Similarly to the Euro, the Pound has also lost an alarming amount of ground against the Dollar since the turn of the New Year, with a €250,000 purchase now almost £4,000 more expensive.

This loss for the Pound has mainly been attributed for similar reasons to the fall against the Euro, but with the US Fed also raising interest rates in December, the Dollar really is in the driving seat compared with Sterling at present.

After raising rates for only the second time since the financial crash in December, the Fed announced that there would be three further hikes in 2017. Many investors may take this with a pinch of salt since the Fed also made similar comments at the beginning of last year, but with Trump’s administration many are predicting that the US economy will grow at a fast pace this year and therefore there will have to be further rate hikes to keep up with his promises of further spending which should in turn see inflation rise.

Speaking earlier this week, Fed spokesperson Jeffrey Lacker issued a bullish statement in which he said "Monetary policy rates are likely to increase, and my view is that they may need to increase more briskly than markets appear to expect.” If that is the case then I believe that we could see further gains for the Greenback against the Pound and maybe even a move towards 1.10 by the end of the year.

US data releases this week

Looking further ahead this week we also have a number of other speeches from Federal Reserve spokes people tomorrow followed by a speech from Fed Chairlady, Janet Yellen on Friday.
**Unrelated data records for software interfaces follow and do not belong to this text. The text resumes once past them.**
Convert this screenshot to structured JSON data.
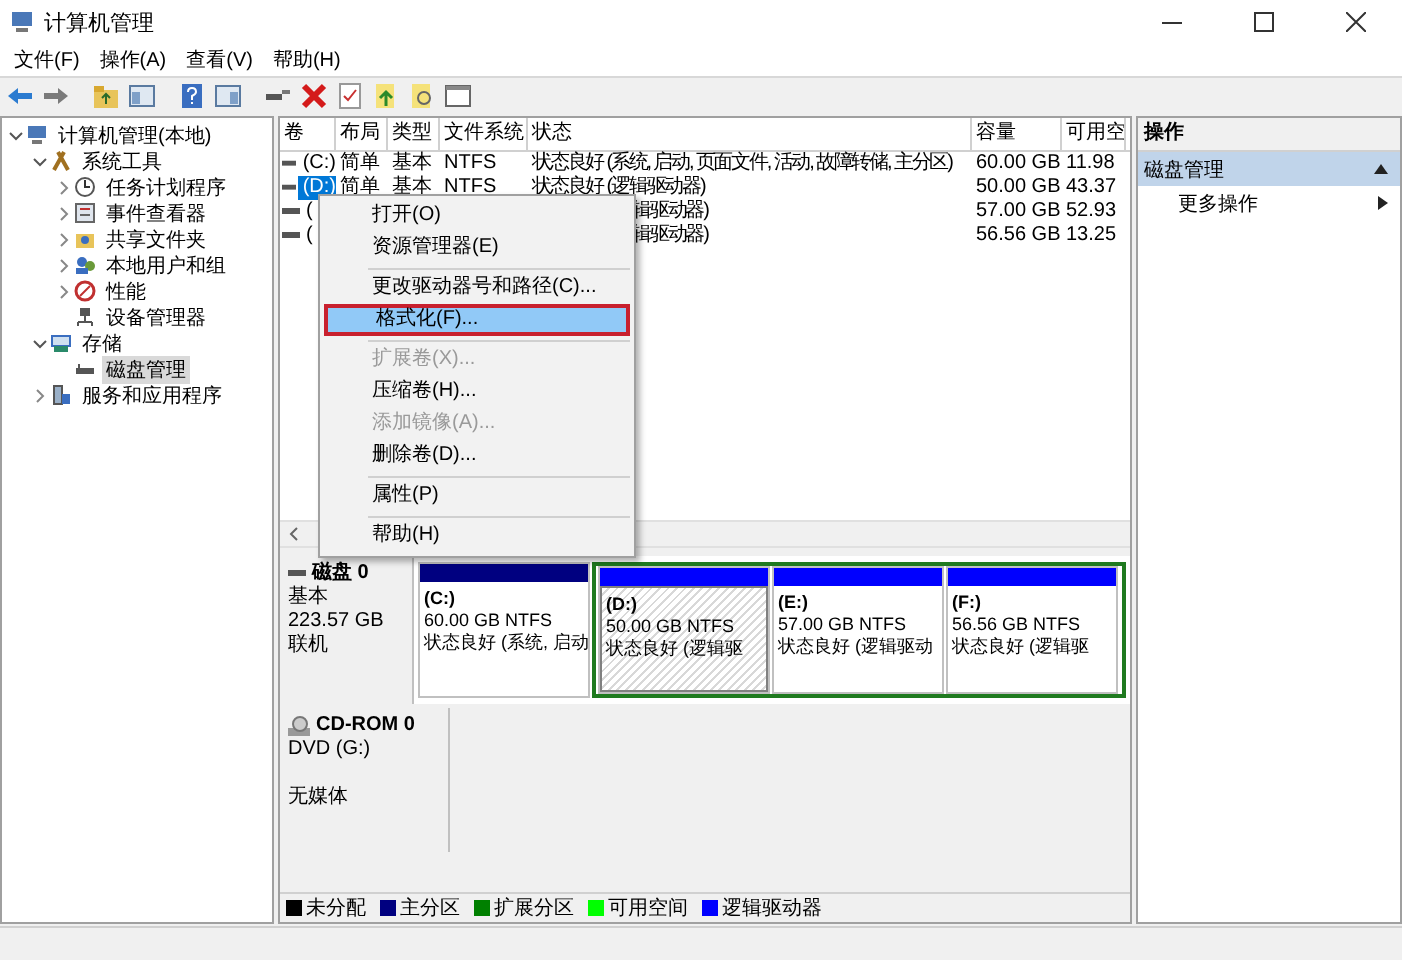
{
  "window": {
    "title": "计算机管理"
  },
  "menu_bar": [
    "文件(F)",
    "操作(A)",
    "查看(V)",
    "帮助(H)"
  ],
  "tree": [
    {
      "label": "计算机管理(本地)",
      "selected": false,
      "expanded": true,
      "children": [
        {
          "label": "系统工具",
          "selected": false,
          "expanded": true,
          "children": [
            {
              "label": "任务计划程序",
              "selected": false,
              "expanded": false
            },
            {
              "label": "事件查看器",
              "selected": false,
              "expanded": false
            },
            {
              "label": "共享文件夹",
              "selected": false,
              "expanded": false
            },
            {
              "label": "本地用户和组",
              "selected": false,
              "expanded": false
            },
            {
              "label": "性能",
              "selected": false,
              "expanded": false
            },
            {
              "label": "设备管理器",
              "selected": false
            }
          ]
        },
        {
          "label": "存储",
          "selected": false,
          "expanded": true,
          "children": [
            {
              "label": "磁盘管理",
              "selected": true
            }
          ]
        },
        {
          "label": "服务和应用程序",
          "selected": false,
          "expanded": false
        }
      ]
    }
  ],
  "volumes": {
    "columns": [
      "卷",
      "布局",
      "类型",
      "文件系统",
      "状态",
      "容量",
      "可用空"
    ],
    "rows": [
      {
        "kind": "full",
        "selected": false,
        "cells": [
          "(C:)",
          "简单",
          "基本",
          "NTFS",
          "状态良好 (系统, 启动, 页面文件, 活动, 故障转储, 主分区)",
          "60.00 GB",
          "11.98"
        ]
      },
      {
        "kind": "full",
        "selected": true,
        "cells": [
          "(D:)",
          "简单",
          "基本",
          "NTFS",
          "状态良好 (逻辑驱动器)",
          "50.00 GB",
          "43.37"
        ]
      },
      {
        "kind": "covered",
        "selected": false,
        "cells": [
          "(",
          "",
          "",
          "",
          "辑驱动器)",
          "57.00 GB",
          "52.93"
        ]
      },
      {
        "kind": "covered",
        "selected": false,
        "cells": [
          "(",
          "",
          "",
          "",
          "辑驱动器)",
          "56.56 GB",
          "13.25"
        ]
      }
    ]
  },
  "context_menu": [
    {
      "kind": "item",
      "label": "打开(O)",
      "disabled": false,
      "selected": false,
      "outlined": false
    },
    {
      "kind": "item",
      "label": "资源管理器(E)",
      "disabled": false,
      "selected": false,
      "outlined": false
    },
    {
      "kind": "separator"
    },
    {
      "kind": "item",
      "label": "更改驱动器号和路径(C)...",
      "disabled": false,
      "selected": false,
      "outlined": false
    },
    {
      "kind": "item",
      "label": "格式化(F)...",
      "disabled": false,
      "selected": true,
      "outlined": true
    },
    {
      "kind": "separator"
    },
    {
      "kind": "item",
      "label": "扩展卷(X)...",
      "disabled": true,
      "selected": false,
      "outlined": false
    },
    {
      "kind": "item",
      "label": "压缩卷(H)...",
      "disabled": false,
      "selected": false,
      "outlined": false
    },
    {
      "kind": "item",
      "label": "添加镜像(A)...",
      "disabled": true,
      "selected": false,
      "outlined": false
    },
    {
      "kind": "item",
      "label": "删除卷(D)...",
      "disabled": false,
      "selected": false,
      "outlined": false
    },
    {
      "kind": "separator"
    },
    {
      "kind": "item",
      "label": "属性(P)",
      "disabled": false,
      "selected": false,
      "outlined": false
    },
    {
      "kind": "separator"
    },
    {
      "kind": "item",
      "label": "帮助(H)",
      "disabled": false,
      "selected": false,
      "outlined": false
    }
  ],
  "disks": [
    {
      "kind": "disk",
      "name": "磁盘 0",
      "type": "基本",
      "size": "223.57 GB",
      "status": "联机",
      "partitions": [
        {
          "kind": "primary",
          "label": "(C:)",
          "size": "60.00 GB NTFS",
          "status": "状态良好 (系统, 启动",
          "selected": false
        },
        {
          "kind": "logical",
          "label": "(D:)",
          "size": "50.00 GB NTFS",
          "status": "状态良好 (逻辑驱",
          "selected": true
        },
        {
          "kind": "logical",
          "label": "(E:)",
          "size": "57.00 GB NTFS",
          "status": "状态良好 (逻辑驱动",
          "selected": false
        },
        {
          "kind": "logical",
          "label": "(F:)",
          "size": "56.56 GB NTFS",
          "status": "状态良好 (逻辑驱",
          "selected": false
        }
      ]
    },
    {
      "kind": "cdrom",
      "name": "CD-ROM 0",
      "type": "DVD (G:)",
      "status": "无媒体"
    }
  ],
  "legend": [
    {
      "label": "未分配",
      "color": "#000000"
    },
    {
      "label": "主分区",
      "color": "#000080"
    },
    {
      "label": "扩展分区",
      "color": "#008000"
    },
    {
      "label": "可用空间",
      "color": "#00ff00"
    },
    {
      "label": "逻辑驱动器",
      "color": "#0000ff"
    }
  ],
  "actions": {
    "title": "操作",
    "items": [
      {
        "kind": "section",
        "label": "磁盘管理",
        "selected": true
      },
      {
        "kind": "item",
        "label": "更多操作",
        "selected": false
      }
    ]
  }
}
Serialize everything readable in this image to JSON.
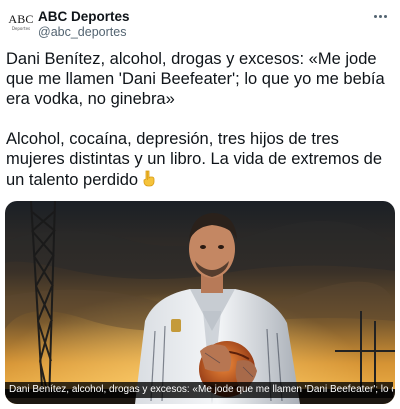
{
  "account": {
    "display_name": "ABC Deportes",
    "handle": "@abc_deportes",
    "avatar_logo": "ABC",
    "avatar_sub": "Deportes"
  },
  "tweet": {
    "paragraph_1": "Dani Benítez, alcohol, drogas y excesos: «Me jode que me llamen 'Dani Beefeater'; lo que yo me bebía era vodka, no ginebra»",
    "paragraph_2": "Alcohol, cocaína, depresión, tres hijos de tres mujeres distintas y un libro. La vida de extremos de un talento perdido",
    "emoji": "👇"
  },
  "media": {
    "caption": "Dani Benítez, alcohol, drogas y excesos: «Me jode que me llamen 'Dani Beefeater'; lo qu..."
  },
  "icons": {
    "more": "more-horizontal-icon",
    "pointing_down": "backhand-index-pointing-down-icon"
  },
  "colors": {
    "text": "#0f1419",
    "secondary": "#536471",
    "sky_glow": "#f2a93b"
  }
}
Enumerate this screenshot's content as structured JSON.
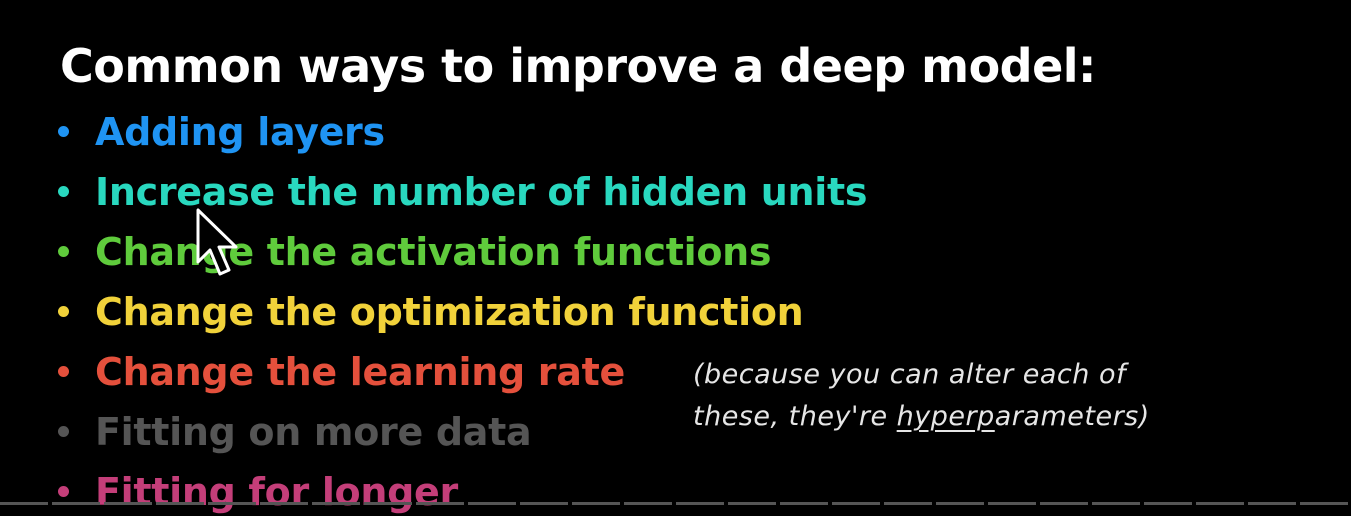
{
  "slide": {
    "title": "Common ways to improve a deep model:",
    "bullets": [
      {
        "label": "Adding layers",
        "color": "#1f94f3"
      },
      {
        "label": "Increase the number of hidden units",
        "color": "#29d8bf"
      },
      {
        "label": "Change the activation functions",
        "color": "#5fcb3c"
      },
      {
        "label": "Change the optimization function",
        "color": "#f1d23a"
      },
      {
        "label": "Change the learning rate",
        "color": "#e4503c"
      },
      {
        "label": "Fitting on more data",
        "color": "#555555"
      },
      {
        "label": "Fitting for longer",
        "color": "#c43e79"
      }
    ],
    "note": {
      "line1": "(because you can alter each of",
      "line2_pre": "these, they're ",
      "line2_highlight": "hyperp",
      "line2_post": "arameters)"
    }
  },
  "cursor": {
    "icon": "mouse-pointer-icon"
  },
  "video": {
    "progress_icon": "progress-bar"
  }
}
If they echo Lacker’s bullish stance from earlier this week then we could see further gains for the Dollar. There are also retail sales figures on Friday afternoon for December at 13:30 and with these set to show a massive improvement compared to November we could see the Dollar finish the week as well as it began.

For more information on how upcoming events could affect a US Dollar transfer call our trading floor on 01494 725 353 or email me directly at rjh@currencies.co.uk.

News

Read more articles
Exchange rates on this page are interbank rates and indicate where the market is trading to show the performance of a currency pair. They are not indicative of the rates which we offer. The information on this web site is provided free of charge for information purposes only. It does not constitute advice to any person on any matter. Foreign Currency Direct plc. ("FCD") makes every reasonable effort to ensure that this information is accurate and complete but assumes no responsibility for and gives no warranty with regard to the same.